HONG KONG (Reuters) -Law firms in China are scrambling to comply with Beijing’s new guidance to tone down the language used to describe China-related business risks in companies’ offshore listing documents, five people familiar with the matter said.
The moves come after China’s securities regulator last month in a closed-door meeting asked domestic law firms to refrain from including negative descriptions of China’s policies or its business and legal environment in the IPO prospectuses.
A failure to do so could mean their listings are not able to get a regulatory nod, the China Securities Regulatory Commission (CSRC) warned, Reuters had first reported, citing people with knowledge of the matter.
The law firms are now racing to change the wordings in some already submitted listing prospectuses and applications yet to be filed, said the five sources, who declined to be identified due to sensitivity of the matter.
Some potential issuers, which have yet to be given the green light from the CSRC, were earlier this month asked by the regulator to tweak the risk factors in their prospectuses to comply with the new offshore listing rules, said one of the sources.
China’s new listing rules, which came into effect in March, stipulate that any “distortion or misinterpretation” on China’s laws and policy, business environment, and judiciary was prohibited.

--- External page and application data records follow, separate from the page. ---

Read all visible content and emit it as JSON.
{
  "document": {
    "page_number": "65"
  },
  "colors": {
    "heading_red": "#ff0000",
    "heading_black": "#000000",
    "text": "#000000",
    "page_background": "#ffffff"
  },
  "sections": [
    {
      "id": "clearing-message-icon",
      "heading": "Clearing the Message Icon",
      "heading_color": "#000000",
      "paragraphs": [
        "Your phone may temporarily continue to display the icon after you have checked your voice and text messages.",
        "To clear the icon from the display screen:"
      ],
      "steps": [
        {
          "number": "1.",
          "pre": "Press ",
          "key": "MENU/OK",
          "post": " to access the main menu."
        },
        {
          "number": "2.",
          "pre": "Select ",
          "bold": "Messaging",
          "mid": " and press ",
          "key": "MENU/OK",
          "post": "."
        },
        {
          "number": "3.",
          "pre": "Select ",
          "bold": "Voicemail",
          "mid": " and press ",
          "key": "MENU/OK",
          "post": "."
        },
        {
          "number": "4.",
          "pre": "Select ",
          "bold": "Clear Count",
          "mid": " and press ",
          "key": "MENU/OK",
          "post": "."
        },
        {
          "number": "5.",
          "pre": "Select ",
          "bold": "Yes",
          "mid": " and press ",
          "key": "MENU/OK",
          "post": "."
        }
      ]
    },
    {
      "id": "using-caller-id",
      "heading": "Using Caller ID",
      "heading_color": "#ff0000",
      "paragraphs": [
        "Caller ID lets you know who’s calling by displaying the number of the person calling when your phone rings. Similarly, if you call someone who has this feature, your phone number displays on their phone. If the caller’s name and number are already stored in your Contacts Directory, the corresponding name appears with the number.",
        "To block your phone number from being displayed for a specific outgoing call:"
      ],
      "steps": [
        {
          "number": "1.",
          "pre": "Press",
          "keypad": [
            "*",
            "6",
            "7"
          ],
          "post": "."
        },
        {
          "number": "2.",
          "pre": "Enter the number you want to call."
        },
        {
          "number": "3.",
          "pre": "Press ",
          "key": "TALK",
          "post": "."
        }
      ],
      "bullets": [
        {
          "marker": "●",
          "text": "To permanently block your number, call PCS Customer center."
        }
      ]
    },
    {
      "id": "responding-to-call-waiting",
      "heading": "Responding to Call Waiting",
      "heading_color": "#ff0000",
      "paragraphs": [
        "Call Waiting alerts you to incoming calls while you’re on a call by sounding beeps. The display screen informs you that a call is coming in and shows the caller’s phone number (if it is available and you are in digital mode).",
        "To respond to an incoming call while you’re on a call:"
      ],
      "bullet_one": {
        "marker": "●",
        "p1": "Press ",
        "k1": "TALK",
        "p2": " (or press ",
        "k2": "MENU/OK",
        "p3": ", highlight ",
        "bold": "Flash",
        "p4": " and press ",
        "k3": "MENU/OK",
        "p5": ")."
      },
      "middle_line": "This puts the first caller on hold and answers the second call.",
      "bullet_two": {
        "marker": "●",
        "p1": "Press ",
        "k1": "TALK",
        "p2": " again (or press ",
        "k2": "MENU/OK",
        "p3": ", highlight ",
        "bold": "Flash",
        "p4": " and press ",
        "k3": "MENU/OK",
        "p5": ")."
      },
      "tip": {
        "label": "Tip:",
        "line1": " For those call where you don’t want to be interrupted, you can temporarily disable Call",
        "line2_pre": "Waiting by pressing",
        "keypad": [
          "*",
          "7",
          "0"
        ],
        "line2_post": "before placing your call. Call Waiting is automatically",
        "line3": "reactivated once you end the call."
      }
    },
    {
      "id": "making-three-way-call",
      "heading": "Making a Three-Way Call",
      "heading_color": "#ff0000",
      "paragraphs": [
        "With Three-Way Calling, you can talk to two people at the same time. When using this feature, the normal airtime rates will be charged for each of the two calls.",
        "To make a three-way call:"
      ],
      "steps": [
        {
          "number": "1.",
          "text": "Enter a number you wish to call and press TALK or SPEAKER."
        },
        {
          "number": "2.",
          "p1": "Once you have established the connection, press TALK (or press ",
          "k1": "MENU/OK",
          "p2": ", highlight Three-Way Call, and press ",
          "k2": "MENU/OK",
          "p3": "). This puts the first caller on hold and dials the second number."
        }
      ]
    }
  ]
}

All major markets require listing aspirants to disclose to prospective investors risks related to the companies themselves, their business sectors, and the countries where they are headquartered in their offering prospectuses.

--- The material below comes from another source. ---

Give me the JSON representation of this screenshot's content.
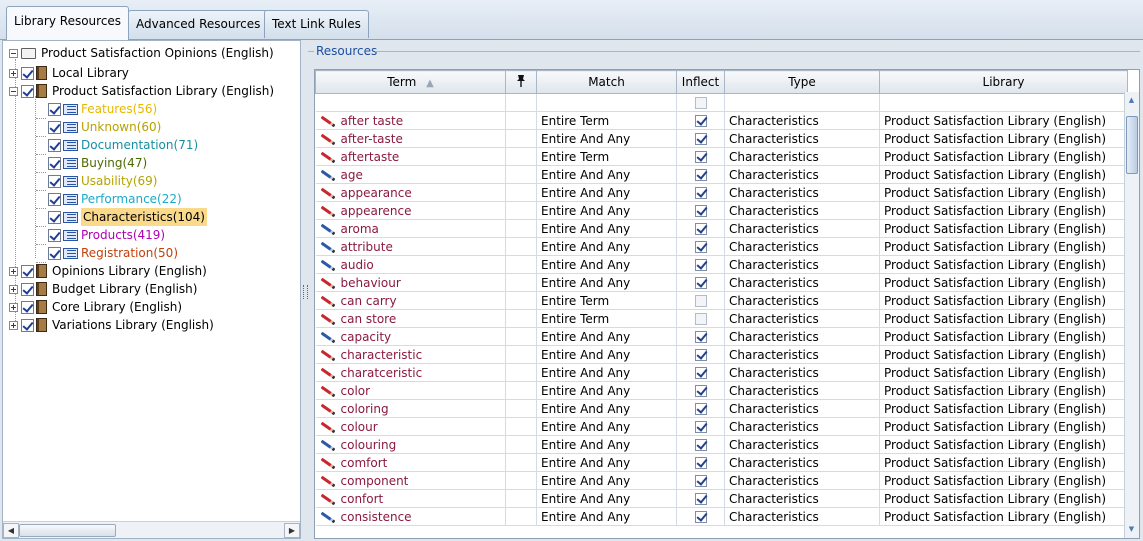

Beijing’s demand for companies to tone down China business-related risks comes amid the country’s stuttering economy, heightened geopolitical tensions and the government’s sharpened focus on national security.
As part of the changes demanded by the regulator, lawyers are replacing descriptions of “COVID lockdown measures” in IPO applications with “the COVID-19 pandemic” to avoid references to harsh and controversial travel and business curbs during the pandemic, said the second source.

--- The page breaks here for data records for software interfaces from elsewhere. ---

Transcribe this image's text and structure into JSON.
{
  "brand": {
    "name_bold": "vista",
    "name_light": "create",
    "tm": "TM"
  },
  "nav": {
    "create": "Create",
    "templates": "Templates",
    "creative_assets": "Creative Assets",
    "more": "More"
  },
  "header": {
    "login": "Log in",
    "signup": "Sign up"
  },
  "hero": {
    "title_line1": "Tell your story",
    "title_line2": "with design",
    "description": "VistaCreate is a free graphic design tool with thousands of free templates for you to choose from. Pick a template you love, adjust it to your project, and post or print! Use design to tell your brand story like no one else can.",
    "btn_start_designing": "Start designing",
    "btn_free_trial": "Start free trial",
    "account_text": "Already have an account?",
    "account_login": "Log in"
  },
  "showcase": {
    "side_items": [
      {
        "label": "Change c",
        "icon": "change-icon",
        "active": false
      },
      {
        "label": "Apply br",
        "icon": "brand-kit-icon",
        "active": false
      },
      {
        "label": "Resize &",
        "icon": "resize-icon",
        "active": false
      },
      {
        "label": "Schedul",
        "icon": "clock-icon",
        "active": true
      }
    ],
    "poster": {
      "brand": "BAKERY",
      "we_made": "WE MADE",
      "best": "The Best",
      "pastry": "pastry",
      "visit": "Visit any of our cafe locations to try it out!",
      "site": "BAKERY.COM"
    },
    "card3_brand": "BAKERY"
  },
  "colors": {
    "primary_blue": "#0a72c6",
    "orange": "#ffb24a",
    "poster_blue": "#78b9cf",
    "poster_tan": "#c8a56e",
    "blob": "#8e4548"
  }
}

Also, instead of mentioning “foreign exchange control” in some IPO applications, local lawyers in China are proposing to use more neutral phrasing such as “foreign exchange management”, the source added.
Prospective Chinese equity issuers in offshore markets, including the United States, are required to file to the CSRC days after they submit listing applications offshore and need China’s green light to proceed with their fundraisings.
Some of the offshore IPO prospectuses, in which the changes on China risk disclosures are being made, are yet to be filed with the CSRC, the sources said.
The CSRC did not respond to Reuters’ faxed request for comment.
Since the CSRC’s meeting with law firms late last month, at least two IPO applications have tweaked the ways they describe how China makes policy changes, said the first source and a third person.
Those documents now say Chinese policies and regulations can be amended or adjusted from time to time, the two sources said, a marked shift in tone from previous wording that said the government and other local authorities can order rule changes randomly or without prior notice.
Other changes include removing a statement that entails the enforcement of arbitral awards in China is difficult, the first source said, adding, lawyers have instead put a description that China’s judicial system is different from other jurisdictions.
For one prospective Hong Kong listing, lawyers have removed references to uncertainties around China’s regulatory, political and economic environments and foreign exchange control in the prospectus, according to a fourth source.
In revised listing application rules that came into effect on Aug 1, Hong Kong’s bourse removed a section on China risks previously required specifically for mainland-incorporated companies, a move it said would align disclosure rules for all IPO-aspirants.
In response to Reuters’ request for comment, the Hong Kong Stock Exchange said on Tuesday that all listing applicants from all jurisdictions are required under Hong Kong’s listing rules to disclose all material risks, including jurisdictional risks.
“There has been no change to this requirement.”
Four of the sources said the toning down on China business-related risks in the domestic companies’ offshore listing applications could trigger queries from the U.S. Securities and Exchange Commission (SEC), which has warned companies of insufficient China-risk disclosures.
“This is the latest evidence that China is manipulating financial information to hide serious risks and to deceive American investors,” U.S. Senator Marco Rubio told Reuters in a statement on Tuesday.
“We cannot allow Chinese companies to benefit from our capital markets while ignoring our rules…(SEC) Chairman Gensler needs to take action to protect American retirees and investors from these deceptive Chinese firms,” he added.
The SEC did not immediately comment on Rubio’s comments.
(Reporting by Selena Li, Julie Zhu, Kane Wu, and Xie Yu in Hong Kong. Additional reporting by Douglas Gillison. Editing by Sumeet Chatterjee and Sam Holmes)